Data records for software interfaces ->
____________________

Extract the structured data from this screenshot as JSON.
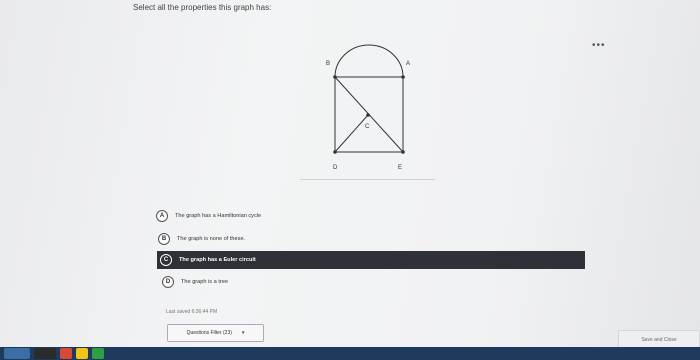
{
  "question": {
    "prompt": "Select all the properties this graph has:"
  },
  "menu": {
    "more_glyph": "•••"
  },
  "graph": {
    "vertex_labels": {
      "A": "A",
      "B": "B",
      "C": "C",
      "D": "D",
      "E": "E"
    },
    "edges": [
      [
        "B",
        "A"
      ],
      [
        "B",
        "A"
      ],
      [
        "B",
        "D"
      ],
      [
        "A",
        "E"
      ],
      [
        "D",
        "E"
      ],
      [
        "B",
        "E"
      ],
      [
        "D",
        "C"
      ]
    ],
    "arc_between": [
      "B",
      "A"
    ]
  },
  "options": [
    {
      "letter": "A",
      "text": "The graph has a Hamiltonian cycle",
      "selected": false
    },
    {
      "letter": "B",
      "text": "The graph is none of these.",
      "selected": false
    },
    {
      "letter": "C",
      "text": "The graph has a Euler circuit",
      "selected": true
    },
    {
      "letter": "D",
      "text": "The graph is a tree",
      "selected": false
    }
  ],
  "footer": {
    "last_saved": "Last saved 6:36:44 PM",
    "filter_label": "Questions Filter (23)",
    "filter_arrow": "▾",
    "save_close_label": "Save and Close"
  },
  "taskbar": {
    "colors": [
      "#3a6ea5",
      "#2b2b2b",
      "#d84a38",
      "#f0c419",
      "#2f9e44"
    ]
  }
}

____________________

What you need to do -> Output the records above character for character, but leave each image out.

Answer section ->
Extract the structured data from this screenshot as JSON.
{
  "question": {
    "prompt": "Select all the properties this graph has:"
  },
  "menu": {
    "more_glyph": "•••"
  },
  "graph": {
    "vertex_labels": {
      "A": "A",
      "B": "B",
      "C": "C",
      "D": "D",
      "E": "E"
    },
    "edges": [
      [
        "B",
        "A"
      ],
      [
        "B",
        "A"
      ],
      [
        "B",
        "D"
      ],
      [
        "A",
        "E"
      ],
      [
        "D",
        "E"
      ],
      [
        "B",
        "E"
      ],
      [
        "D",
        "C"
      ]
    ],
    "arc_between": [
      "B",
      "A"
    ]
  },
  "options": [
    {
      "letter": "A",
      "text": "The graph has a Hamiltonian cycle",
      "selected": false
    },
    {
      "letter": "B",
      "text": "The graph is none of these.",
      "selected": false
    },
    {
      "letter": "C",
      "text": "The graph has a Euler circuit",
      "selected": true
    },
    {
      "letter": "D",
      "text": "The graph is a tree",
      "selected": false
    }
  ],
  "footer": {
    "last_saved": "Last saved 6:36:44 PM",
    "filter_label": "Questions Filter (23)",
    "filter_arrow": "▾",
    "save_close_label": "Save and Close"
  },
  "taskbar": {
    "colors": [
      "#3a6ea5",
      "#2b2b2b",
      "#d84a38",
      "#f0c419",
      "#2f9e44"
    ]
  }
}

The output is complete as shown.